“Trustees noted that in Nevada — like in Arizona and other states — education budgets still have not recovered to funding levels before the Great Recession in 2008,” said its press release. “CCSD has been forced to cut more than $770 million from its budget since 2009 because of reduced revenue funding.”
Not true. The district’s general fund budget peaked in the 2009-10 school year at $2.16 billion. It dipped slightly and then increased. This year, its general fund is $2.44 billion. Even using public school math, that’s a $280 million increase. That $770 million that supposedly has been “cut” is mostly desired spending increases that didn’t come to pass. That’s like saying you took a $1 million pay cut because you wanted a pay increase of more than $1 million but got only a few thousand. In the real world, that’s a spending increase.
That’s exactly what happened this school year. The district wanted to spend almost $200 million more than last year. It ended up receiving enough to spend only $134 million more. That’s where the $60 million in “cuts” came from.
Trustees also trotted out a deception about recreational marijuana money.
“It’s important for state lawmakers to consider the intent of voters when they supported the marijuana initiative — the vast majority thought this would generate more money for schools, not go into an account and supplant other funds,” said Trustee Lola Brooks in a statement.
One obvious problem. Nevada’s constitution prohibits the Legislature from changing initiatives for three years. What trustees are referring to is an additional tax on marijuana that Sandoval proposed two months after the election. The voters didn’t intend for that tax to go anywhere. It didn’t exist when they voted.
Sandoval originally put his new tax in the distributive school account, but it ended up in the rainy day fund. The DSA then received an equivalent amount of general fund money. Given the setup of the DSA, even if the pot tax tripled its projected revenue, total school funding wouldn’t have changed.
Yes, this is all a bit detailed. That’s why it’s so important to point out that the professionals are using dishonest statements to deceive you.
What’s ironic is that trustees hinted at the root of the problem — the raises handed out by an unelected, unaccountable, out-of-state arbitrator. On Monday, the district lost another arbitration case. Without cuts, these awards will push the district’s ending fund balance to under $5 million — or less than 18 hours’ worth of expenses.
“It is not responsible — or ethical — for us to lay off some employees in order to pay for raises for other employees,” said district CFO Jason Goudie.
Exactly. But collective bargaining, not a lack of funding, is causing these problems. Give the district more money, and its unions will demand larger raises. Trustees are notably silent on the negative impacts of collective bargaining.
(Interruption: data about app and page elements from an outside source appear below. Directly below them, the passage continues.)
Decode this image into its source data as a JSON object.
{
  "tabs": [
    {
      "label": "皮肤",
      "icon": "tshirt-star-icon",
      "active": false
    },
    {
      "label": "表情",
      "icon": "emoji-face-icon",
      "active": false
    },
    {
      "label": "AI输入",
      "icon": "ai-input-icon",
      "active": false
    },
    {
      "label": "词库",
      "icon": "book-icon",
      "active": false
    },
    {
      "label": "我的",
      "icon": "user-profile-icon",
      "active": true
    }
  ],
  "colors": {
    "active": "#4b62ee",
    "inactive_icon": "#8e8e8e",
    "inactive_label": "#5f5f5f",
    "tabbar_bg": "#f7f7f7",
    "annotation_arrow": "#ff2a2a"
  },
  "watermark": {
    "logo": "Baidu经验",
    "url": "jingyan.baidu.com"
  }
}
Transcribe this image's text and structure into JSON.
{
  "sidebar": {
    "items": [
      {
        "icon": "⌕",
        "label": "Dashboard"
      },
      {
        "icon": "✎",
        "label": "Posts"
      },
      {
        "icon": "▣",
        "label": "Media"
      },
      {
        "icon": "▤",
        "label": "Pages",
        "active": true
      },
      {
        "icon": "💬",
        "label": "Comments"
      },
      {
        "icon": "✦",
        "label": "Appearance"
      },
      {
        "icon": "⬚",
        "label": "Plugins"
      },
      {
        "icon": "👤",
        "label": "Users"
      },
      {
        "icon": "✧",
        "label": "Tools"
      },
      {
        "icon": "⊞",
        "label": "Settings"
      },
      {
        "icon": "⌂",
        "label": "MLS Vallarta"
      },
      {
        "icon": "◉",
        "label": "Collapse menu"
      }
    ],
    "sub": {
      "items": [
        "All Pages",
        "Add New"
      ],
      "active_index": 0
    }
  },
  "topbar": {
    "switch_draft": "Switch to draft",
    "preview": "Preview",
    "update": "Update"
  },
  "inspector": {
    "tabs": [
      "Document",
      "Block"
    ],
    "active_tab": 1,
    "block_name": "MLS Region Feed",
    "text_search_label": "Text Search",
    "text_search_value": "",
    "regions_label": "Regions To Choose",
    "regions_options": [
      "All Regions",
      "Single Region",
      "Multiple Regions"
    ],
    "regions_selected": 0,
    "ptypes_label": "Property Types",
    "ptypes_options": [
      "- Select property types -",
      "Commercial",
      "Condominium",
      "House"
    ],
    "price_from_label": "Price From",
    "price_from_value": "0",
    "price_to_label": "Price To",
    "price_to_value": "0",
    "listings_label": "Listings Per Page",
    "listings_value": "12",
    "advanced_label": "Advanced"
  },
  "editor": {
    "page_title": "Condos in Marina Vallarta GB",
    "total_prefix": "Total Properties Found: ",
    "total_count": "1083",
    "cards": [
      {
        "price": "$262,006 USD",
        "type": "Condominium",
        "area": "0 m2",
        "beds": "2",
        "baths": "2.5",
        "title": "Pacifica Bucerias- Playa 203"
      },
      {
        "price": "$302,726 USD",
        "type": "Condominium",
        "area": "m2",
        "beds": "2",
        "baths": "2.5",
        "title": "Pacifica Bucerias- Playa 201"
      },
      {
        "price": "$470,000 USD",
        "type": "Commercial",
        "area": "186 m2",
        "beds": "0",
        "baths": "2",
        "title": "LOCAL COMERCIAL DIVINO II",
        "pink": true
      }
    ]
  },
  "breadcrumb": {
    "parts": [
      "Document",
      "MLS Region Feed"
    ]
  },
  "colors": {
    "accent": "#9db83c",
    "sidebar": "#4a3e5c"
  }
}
Instead, trustees pointed the finger at Sandoval, even though he signed the largest tax increase in Nevada history three years ago, specifically to fund education. For conservatives, there’s poetic justice in Sandoval’s legacy as the “education governor” going up in flames before his term is even over. In 2015, Sandoval had a chance to reform collective bargaining. He chose massive tax hikes. Now, according to a source, he’s reduced to warning trustees that if they succeed in forcing a special session, he’ll include a bill that would make trustees appointed instead of elected.
Until those involved point out that collective bargaining has the district on the verge of financial collapse, the infighting and manipulation of numbers will continue.
Victor Joecks’ column appears each Sunday, Wednesday and Friday. Listen to him discuss his columns each Monday at 9 a.m. with Kevin Wall on 790 Talk Now. Contact him at email@example.com or 702-383-4698. Follow @victorjoecks on Twitter.